Moreover, the scene is disturbing in its casual juxtaposition of children and explicit sexuality, a theme that Godard plays with in somewhat ambiguous and discomfiting ways throughout the film. When, in an earlier scene, he uses his then-nascent video editing techniques to splice a closeup of a young girl over a scene of a man and woman having anal sex, it provokes another queasy moment of unease that is heightened in several more scenes that exploit this combination of youth and sexuality. This destabilization, the removal of norms, is doubtless one aim at work within this film, though it's arguable that Godard never develops the purpose or context of these scenes enough to avoid their more uncomfortable undertones. Godard's cinema has always been enthusiastically engaged with the boundary between the real and the filmed, between filmed reality and the reality that is being filmed. But here — as in the scenes of genuine animal slaughter that were so jarring and disturbing, for all the wrong reasons, in Weekend — the real intrudes on Godard's cinema in ways he cannot fully control or channel. Just as those were real animals spilling real blood in Weekend, these are real children, really witnessing sexual acts and displaying themselves for the camera. Moments like this cut through all of Godard's Brechtian distancing techniques and disrupt the flow of thoughts triggered by the film itself. Instead of thinking about the ideas that Godard is raising, the audience is reminded of the conditions of filming and production, the real people involved rather than the abstracted generic family they are playing. Godard has often intentionally brought these behind-the-scenes details into his films — he does so even in this film, with the nod to Beauregard and voiceover credits that name the actors — but here, I'd argue, the methods of production are brought into the film unwittingly.

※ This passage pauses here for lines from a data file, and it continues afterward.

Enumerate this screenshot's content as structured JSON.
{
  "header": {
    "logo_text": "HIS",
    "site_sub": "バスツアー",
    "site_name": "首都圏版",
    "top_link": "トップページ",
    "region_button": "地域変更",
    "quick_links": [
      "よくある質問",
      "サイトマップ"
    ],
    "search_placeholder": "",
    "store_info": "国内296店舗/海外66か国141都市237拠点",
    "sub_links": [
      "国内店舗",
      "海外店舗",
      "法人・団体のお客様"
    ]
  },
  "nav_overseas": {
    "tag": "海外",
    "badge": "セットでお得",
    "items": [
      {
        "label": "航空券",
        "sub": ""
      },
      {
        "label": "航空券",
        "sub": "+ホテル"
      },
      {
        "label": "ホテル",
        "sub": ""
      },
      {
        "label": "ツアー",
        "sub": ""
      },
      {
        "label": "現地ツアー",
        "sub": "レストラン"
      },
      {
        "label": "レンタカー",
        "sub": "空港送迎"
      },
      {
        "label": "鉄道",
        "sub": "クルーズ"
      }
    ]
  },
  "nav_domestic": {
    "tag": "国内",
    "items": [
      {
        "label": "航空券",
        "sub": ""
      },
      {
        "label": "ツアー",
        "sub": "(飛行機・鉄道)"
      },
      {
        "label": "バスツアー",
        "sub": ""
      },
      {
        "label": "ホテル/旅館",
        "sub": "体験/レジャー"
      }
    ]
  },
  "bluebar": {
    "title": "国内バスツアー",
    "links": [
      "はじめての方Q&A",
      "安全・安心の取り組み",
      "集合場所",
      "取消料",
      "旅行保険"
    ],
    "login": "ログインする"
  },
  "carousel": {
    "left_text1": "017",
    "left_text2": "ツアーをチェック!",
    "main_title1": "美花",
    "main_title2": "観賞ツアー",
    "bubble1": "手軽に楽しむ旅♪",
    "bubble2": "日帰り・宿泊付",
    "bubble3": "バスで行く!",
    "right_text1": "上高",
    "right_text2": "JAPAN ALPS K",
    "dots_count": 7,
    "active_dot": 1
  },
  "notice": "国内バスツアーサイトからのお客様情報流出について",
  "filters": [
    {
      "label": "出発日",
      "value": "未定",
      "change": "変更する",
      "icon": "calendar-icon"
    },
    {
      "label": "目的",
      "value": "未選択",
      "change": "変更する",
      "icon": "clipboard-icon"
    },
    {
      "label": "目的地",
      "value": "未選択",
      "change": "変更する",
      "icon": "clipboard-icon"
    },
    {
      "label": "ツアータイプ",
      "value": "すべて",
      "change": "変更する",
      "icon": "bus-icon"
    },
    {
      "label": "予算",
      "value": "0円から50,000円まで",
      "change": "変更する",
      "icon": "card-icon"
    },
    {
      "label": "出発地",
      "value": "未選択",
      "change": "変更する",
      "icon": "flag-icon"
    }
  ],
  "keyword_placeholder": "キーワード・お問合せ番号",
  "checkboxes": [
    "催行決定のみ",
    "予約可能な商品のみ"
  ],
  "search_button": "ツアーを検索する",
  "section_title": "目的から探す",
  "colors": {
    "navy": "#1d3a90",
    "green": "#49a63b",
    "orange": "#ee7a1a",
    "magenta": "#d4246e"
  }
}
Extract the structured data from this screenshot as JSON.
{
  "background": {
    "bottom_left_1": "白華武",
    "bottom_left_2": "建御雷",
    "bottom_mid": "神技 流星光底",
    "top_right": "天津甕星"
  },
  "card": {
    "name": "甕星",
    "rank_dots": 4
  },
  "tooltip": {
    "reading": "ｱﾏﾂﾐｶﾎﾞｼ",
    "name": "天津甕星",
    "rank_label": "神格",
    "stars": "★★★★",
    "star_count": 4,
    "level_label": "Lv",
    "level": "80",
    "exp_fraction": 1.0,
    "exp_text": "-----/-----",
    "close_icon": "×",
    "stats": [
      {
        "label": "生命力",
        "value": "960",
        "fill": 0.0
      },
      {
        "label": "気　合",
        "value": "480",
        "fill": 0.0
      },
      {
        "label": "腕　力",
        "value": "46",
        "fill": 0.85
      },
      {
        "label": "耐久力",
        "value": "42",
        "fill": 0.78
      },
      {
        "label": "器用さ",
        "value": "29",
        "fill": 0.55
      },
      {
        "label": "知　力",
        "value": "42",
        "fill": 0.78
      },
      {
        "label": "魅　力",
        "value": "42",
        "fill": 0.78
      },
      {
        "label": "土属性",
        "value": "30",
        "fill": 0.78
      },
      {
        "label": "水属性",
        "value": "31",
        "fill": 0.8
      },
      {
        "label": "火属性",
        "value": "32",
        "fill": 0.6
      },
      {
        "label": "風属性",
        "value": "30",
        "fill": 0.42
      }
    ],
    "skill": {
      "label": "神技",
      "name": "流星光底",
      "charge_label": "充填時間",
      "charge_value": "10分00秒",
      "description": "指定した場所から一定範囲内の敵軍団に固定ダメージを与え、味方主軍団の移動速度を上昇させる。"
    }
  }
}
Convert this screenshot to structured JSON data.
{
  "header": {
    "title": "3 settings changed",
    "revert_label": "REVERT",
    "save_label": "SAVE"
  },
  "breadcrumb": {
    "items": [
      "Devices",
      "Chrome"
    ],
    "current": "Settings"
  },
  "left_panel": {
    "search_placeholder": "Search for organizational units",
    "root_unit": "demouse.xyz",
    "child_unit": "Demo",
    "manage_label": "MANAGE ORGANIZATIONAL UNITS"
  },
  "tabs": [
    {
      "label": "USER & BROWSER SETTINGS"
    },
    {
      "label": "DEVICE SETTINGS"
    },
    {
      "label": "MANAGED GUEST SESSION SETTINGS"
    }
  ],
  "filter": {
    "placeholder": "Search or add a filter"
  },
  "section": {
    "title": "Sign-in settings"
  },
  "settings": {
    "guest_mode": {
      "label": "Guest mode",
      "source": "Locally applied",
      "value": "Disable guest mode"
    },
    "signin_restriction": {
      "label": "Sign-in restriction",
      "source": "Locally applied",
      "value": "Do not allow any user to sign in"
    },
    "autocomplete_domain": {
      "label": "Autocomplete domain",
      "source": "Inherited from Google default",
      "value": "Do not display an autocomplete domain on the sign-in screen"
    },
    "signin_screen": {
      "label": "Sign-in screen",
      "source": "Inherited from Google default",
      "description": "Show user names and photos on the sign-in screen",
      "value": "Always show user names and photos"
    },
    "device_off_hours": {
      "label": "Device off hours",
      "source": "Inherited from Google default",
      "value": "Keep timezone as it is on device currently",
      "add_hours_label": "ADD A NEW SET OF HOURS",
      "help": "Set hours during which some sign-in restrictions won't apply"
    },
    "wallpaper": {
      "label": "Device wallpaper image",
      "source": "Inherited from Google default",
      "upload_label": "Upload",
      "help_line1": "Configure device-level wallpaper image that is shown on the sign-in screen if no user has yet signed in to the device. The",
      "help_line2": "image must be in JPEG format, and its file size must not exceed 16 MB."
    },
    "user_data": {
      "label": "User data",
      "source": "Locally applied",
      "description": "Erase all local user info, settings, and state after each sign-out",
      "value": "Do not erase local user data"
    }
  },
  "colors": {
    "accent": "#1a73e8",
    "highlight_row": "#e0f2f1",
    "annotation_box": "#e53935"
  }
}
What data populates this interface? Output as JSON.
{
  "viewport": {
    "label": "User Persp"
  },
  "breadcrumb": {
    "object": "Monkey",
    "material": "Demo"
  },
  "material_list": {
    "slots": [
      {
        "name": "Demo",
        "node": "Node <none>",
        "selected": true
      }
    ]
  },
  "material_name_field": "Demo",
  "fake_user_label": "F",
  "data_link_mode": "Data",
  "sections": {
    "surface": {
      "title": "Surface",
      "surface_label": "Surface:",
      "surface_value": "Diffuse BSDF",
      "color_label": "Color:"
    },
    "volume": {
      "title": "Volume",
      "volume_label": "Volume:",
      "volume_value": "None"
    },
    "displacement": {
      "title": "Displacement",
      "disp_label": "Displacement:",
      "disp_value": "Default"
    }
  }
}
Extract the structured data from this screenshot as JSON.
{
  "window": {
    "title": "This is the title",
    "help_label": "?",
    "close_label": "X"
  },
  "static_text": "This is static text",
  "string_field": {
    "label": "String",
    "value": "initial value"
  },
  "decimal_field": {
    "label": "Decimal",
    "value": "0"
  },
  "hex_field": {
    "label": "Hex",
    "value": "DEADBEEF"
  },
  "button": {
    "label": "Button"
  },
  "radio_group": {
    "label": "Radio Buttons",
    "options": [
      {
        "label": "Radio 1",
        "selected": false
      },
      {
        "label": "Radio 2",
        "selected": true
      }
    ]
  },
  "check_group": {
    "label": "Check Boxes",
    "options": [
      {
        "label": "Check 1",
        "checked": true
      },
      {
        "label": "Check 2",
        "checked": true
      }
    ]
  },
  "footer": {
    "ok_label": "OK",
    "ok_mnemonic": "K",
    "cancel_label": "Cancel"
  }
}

Despite these caveats, Numéro Deux is an important film for Godard, and it started him on the path towards the formal and thematic territory he would explore for the next several decades of his career. The film itself is as challenging and confrontational as anything he has ever made, even if its approach to its material and themes is less obtuse than usual. It is, like the "return to zero" Le gai savoir, which marked the beginning of Godard's radical era, a re-imagining of cinematic language that establishes the ground to be explored further in the filmmaker's next phase.


DavidEhrenstein said...

This also marks the beginning of Godard's interest in video as a medium for doing things film can't, particularloy in relation to a kind of spacio-temproral intimacy with subjects. The payoffs are his massive mini-series Six Foris Deux and France/Tour/Detour/Deux Enfants.

filmbo said...

David, I always saw Ici et ailleurs was the beginning of the video interest. And the pay-off was his Histoire(s) du cinema.

Ed Howard said...

Well, unless I'm mistaken on the chronology, Ici et ailleurs was not finished by Godard & Mieville until after Numero Deux. And of course Godard's interest in video didn't really start suddenly with either film, but developed continuously in the period after 1972, when he ended the partnership with Gorin and began putting his studio together. With all the Godard/Mieville films from this period, he was applying the results of all the experimenting he'd been doing, as well as experimenting directly within the films themselves. Numero Deux already shows a lot of evidence of the kind of video montage techniques he'd later apply in the Histoire(s).

James Hansen said...

Really interesting post and dissection of this "film" (video, really, right?) that really calls to be dissected. That's what I most love about this film even more than some of the earlier Godard films. This film truly calls for the image, and the cinema, to be analyzed from a distance even if you are within it (as Godard literally is.)

Your analysis of the family situation is also incredibly is really loaded with so much to talk about and creates a substantial form of discourse for the topics it raises. I'm really enjoying these posts on the later works of Godard (take that haters!)... even when I haven't seen the films I feel like they will help me when I finally get to them.

Anonymous said...

I think Ici was finished in 74.